• [WHAT THIS TASK INVOLVES]:
Write out each line below precisely, passing over the pictures.
[EXTRACTED ENTRIES — start]
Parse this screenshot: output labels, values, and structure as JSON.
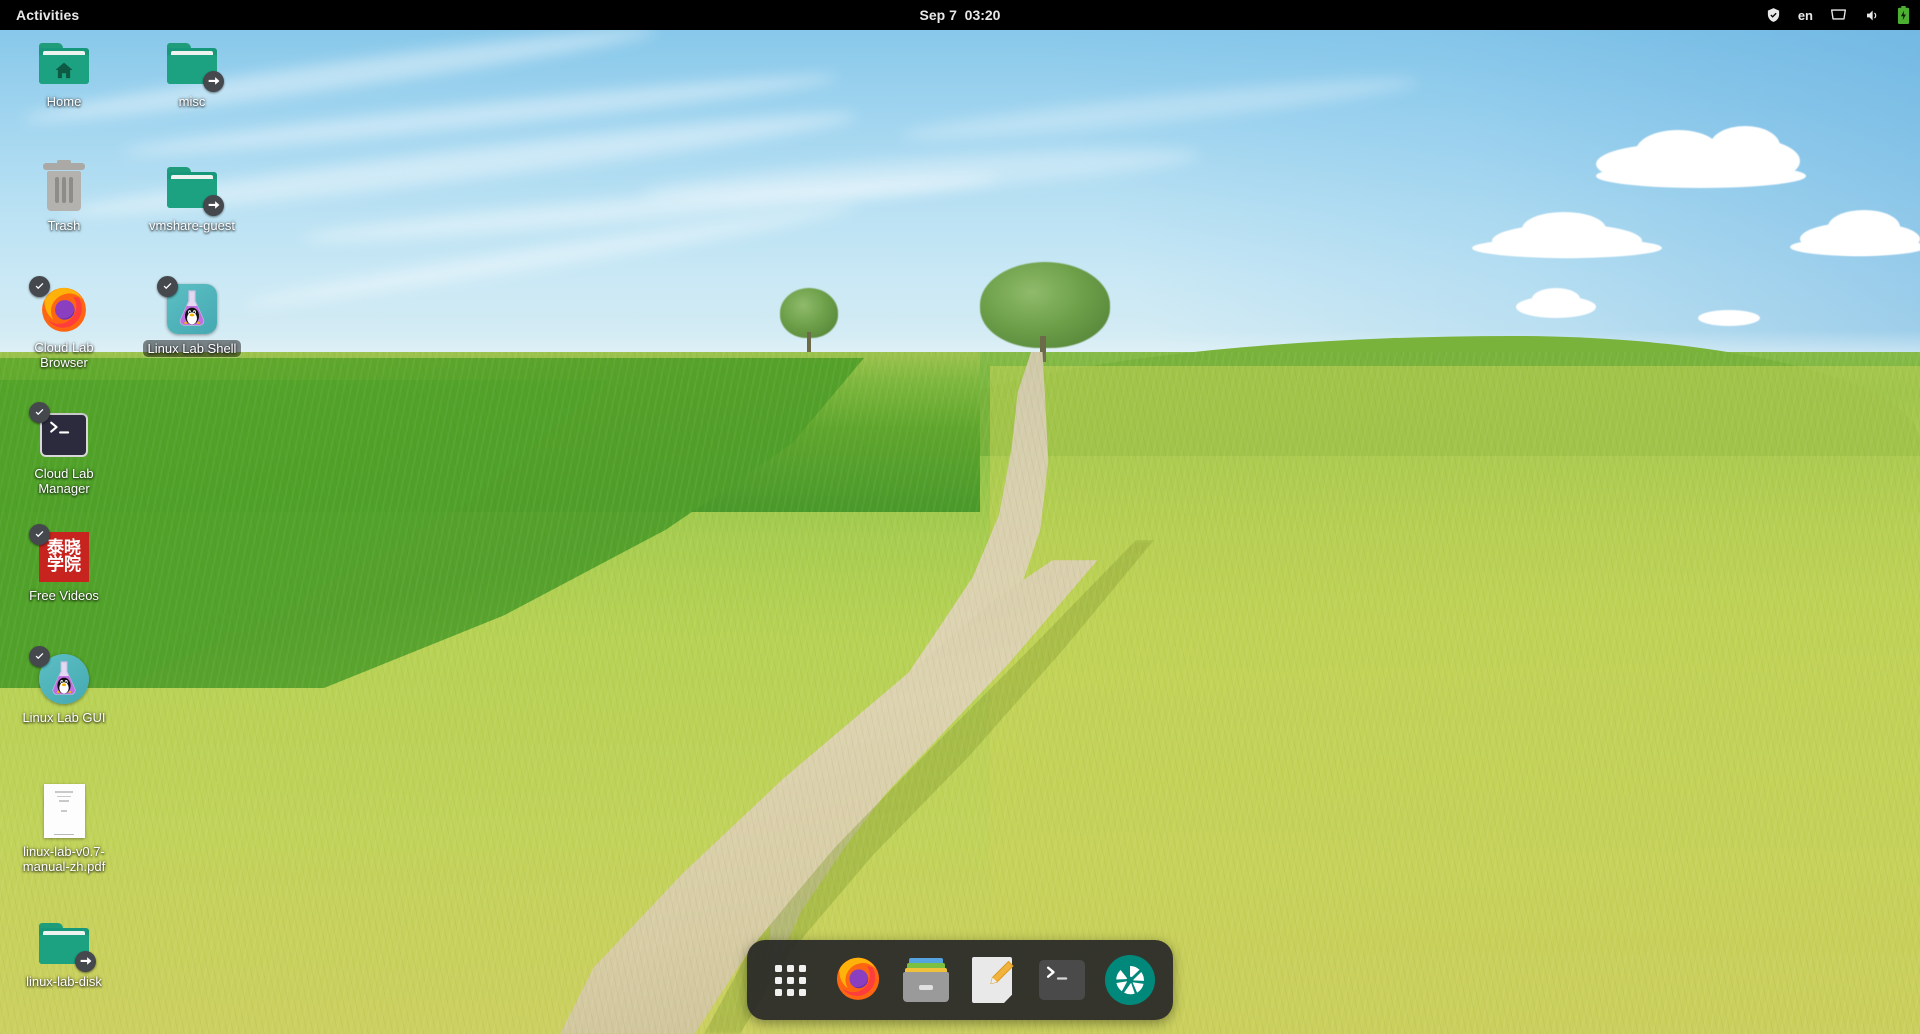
{
  "topbar": {
    "activities_label": "Activities",
    "clock": "Sep 7  03:20",
    "tray": {
      "privacy_icon": "shield-icon",
      "keyboard_layout": "en",
      "display_icon": "display-icon",
      "volume_icon": "volume-icon",
      "battery_icon": "battery-charging-icon"
    }
  },
  "desktop": {
    "icons": [
      {
        "label": "Home",
        "icon": "folder-home-icon",
        "badge": "none",
        "selected": false
      },
      {
        "label": "misc",
        "icon": "folder-link-icon",
        "badge": "symlink",
        "selected": false
      },
      {
        "label": "Trash",
        "icon": "trash-icon",
        "badge": "none",
        "selected": false
      },
      {
        "label": "vmshare-guest",
        "icon": "folder-link-icon",
        "badge": "symlink",
        "selected": false
      },
      {
        "label": "Cloud Lab Browser",
        "icon": "firefox-icon",
        "badge": "check",
        "selected": false
      },
      {
        "label": "Linux Lab Shell",
        "icon": "flask-tux-tile-icon",
        "badge": "check",
        "selected": true
      },
      {
        "label": "Cloud Lab Manager",
        "icon": "terminal-icon",
        "badge": "check",
        "selected": false
      },
      {
        "label": "Free Videos",
        "icon": "tinylab-logo-icon",
        "badge": "check",
        "selected": false,
        "logo_text_top": "泰晓",
        "logo_text_bottom": "学院"
      },
      {
        "label": "Linux Lab GUI",
        "icon": "flask-tux-round-icon",
        "badge": "check",
        "selected": false
      },
      {
        "label": "linux-lab-v0.7-manual-zh.pdf",
        "icon": "pdf-document-icon",
        "badge": "none",
        "selected": false
      },
      {
        "label": "linux-lab-disk",
        "icon": "folder-link-icon",
        "badge": "symlink",
        "selected": false
      }
    ]
  },
  "dock": {
    "items": [
      {
        "name": "show-applications",
        "icon": "app-grid-icon"
      },
      {
        "name": "firefox",
        "icon": "firefox-icon"
      },
      {
        "name": "files",
        "icon": "file-cabinet-icon"
      },
      {
        "name": "text-editor",
        "icon": "notepad-pencil-icon"
      },
      {
        "name": "terminal",
        "icon": "terminal-icon"
      },
      {
        "name": "screenshot",
        "icon": "aperture-icon"
      }
    ]
  },
  "colors": {
    "topbar_bg": "#000000",
    "dock_bg": "#282828",
    "folder_green": "#17987a",
    "accent_teal": "#00897b",
    "battery_green": "#4caf32",
    "logo_red": "#c7231f"
  }
}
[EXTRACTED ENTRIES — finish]
• [RESPONSE AREA]:
Parse this screenshot: output labels, values, and structure as JSON.
{
  "topbar": {
    "activities_label": "Activities",
    "clock": "Sep 7  03:20",
    "tray": {
      "privacy_icon": "shield-icon",
      "keyboard_layout": "en",
      "display_icon": "display-icon",
      "volume_icon": "volume-icon",
      "battery_icon": "battery-charging-icon"
    }
  },
  "desktop": {
    "icons": [
      {
        "label": "Home",
        "icon": "folder-home-icon",
        "badge": "none",
        "selected": false
      },
      {
        "label": "misc",
        "icon": "folder-link-icon",
        "badge": "symlink",
        "selected": false
      },
      {
        "label": "Trash",
        "icon": "trash-icon",
        "badge": "none",
        "selected": false
      },
      {
        "label": "vmshare-guest",
        "icon": "folder-link-icon",
        "badge": "symlink",
        "selected": false
      },
      {
        "label": "Cloud Lab Browser",
        "icon": "firefox-icon",
        "badge": "check",
        "selected": false
      },
      {
        "label": "Linux Lab Shell",
        "icon": "flask-tux-tile-icon",
        "badge": "check",
        "selected": true
      },
      {
        "label": "Cloud Lab Manager",
        "icon": "terminal-icon",
        "badge": "check",
        "selected": false
      },
      {
        "label": "Free Videos",
        "icon": "tinylab-logo-icon",
        "badge": "check",
        "selected": false,
        "logo_text_top": "泰晓",
        "logo_text_bottom": "学院"
      },
      {
        "label": "Linux Lab GUI",
        "icon": "flask-tux-round-icon",
        "badge": "check",
        "selected": false
      },
      {
        "label": "linux-lab-v0.7-manual-zh.pdf",
        "icon": "pdf-document-icon",
        "badge": "none",
        "selected": false
      },
      {
        "label": "linux-lab-disk",
        "icon": "folder-link-icon",
        "badge": "symlink",
        "selected": false
      }
    ]
  },
  "dock": {
    "items": [
      {
        "name": "show-applications",
        "icon": "app-grid-icon"
      },
      {
        "name": "firefox",
        "icon": "firefox-icon"
      },
      {
        "name": "files",
        "icon": "file-cabinet-icon"
      },
      {
        "name": "text-editor",
        "icon": "notepad-pencil-icon"
      },
      {
        "name": "terminal",
        "icon": "terminal-icon"
      },
      {
        "name": "screenshot",
        "icon": "aperture-icon"
      }
    ]
  },
  "colors": {
    "topbar_bg": "#000000",
    "dock_bg": "#282828",
    "folder_green": "#17987a",
    "accent_teal": "#00897b",
    "battery_green": "#4caf32",
    "logo_red": "#c7231f"
  }
}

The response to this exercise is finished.